# Task instructions
Every line holding the word "JSON" should be copied from the material.

# Available records
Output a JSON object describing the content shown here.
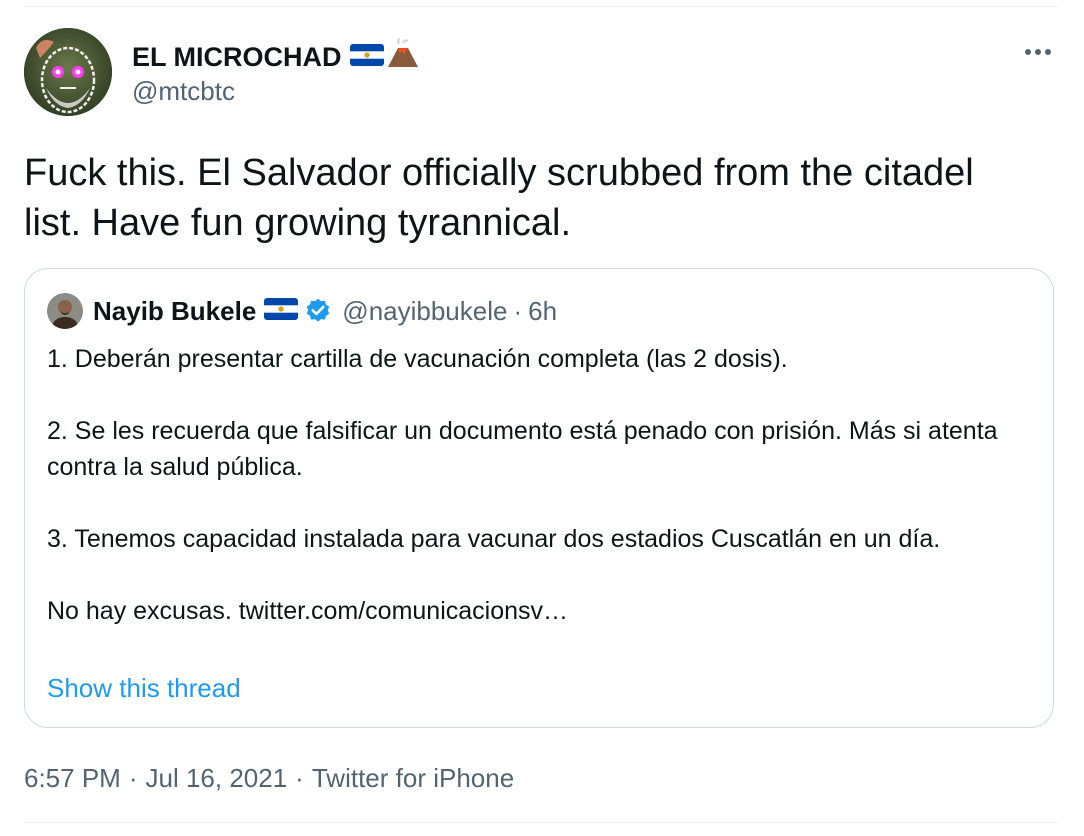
{
  "author": {
    "name": "EL MICROCHAD",
    "handle": "@mtcbtc",
    "badges": [
      "el-salvador-flag-icon",
      "volcano-icon"
    ]
  },
  "tweet": {
    "text_line1": "Fuck this. El Salvador officially scrubbed from the citadel",
    "text_line2": "list. Have fun growing tyrannical.",
    "more_icon": "more-horizontal-icon"
  },
  "quoted": {
    "name": "Nayib Bukele",
    "handle": "@nayibbukele",
    "separator": "·",
    "time": "6h",
    "badges": [
      "el-salvador-flag-icon",
      "verified-badge-icon"
    ],
    "paragraphs": [
      "1. Deberán presentar cartilla de vacunación completa (las 2 dosis).",
      "2. Se les recuerda que falsificar un documento está penado con prisión. Más si atenta contra la salud pública.",
      "3. Tenemos capacidad instalada para vacunar dos estadios Cuscatlán en un día.",
      "No hay excusas. twitter.com/comunicacionsv…"
    ],
    "show_thread_label": "Show this thread"
  },
  "meta": {
    "time": "6:57 PM",
    "separator": "·",
    "date": "Jul 16, 2021",
    "source": "Twitter for iPhone"
  },
  "colors": {
    "text": "#0f1419",
    "secondary": "#536471",
    "accent": "#1d9bf0",
    "border": "#cfd9de"
  }
}
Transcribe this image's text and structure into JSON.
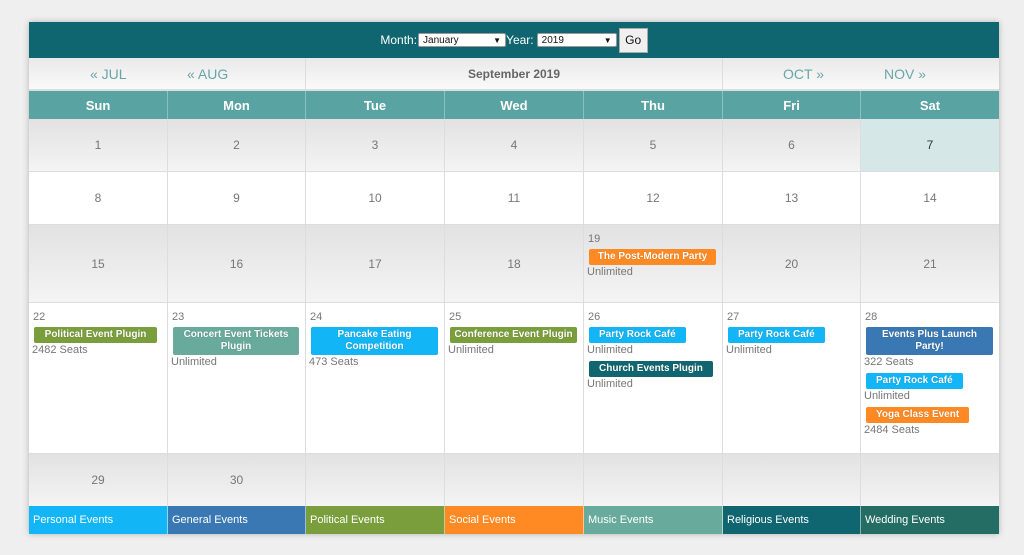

# The answer
Output a JSON object describing the content shown here.
Transcribe this image's text and structure into JSON.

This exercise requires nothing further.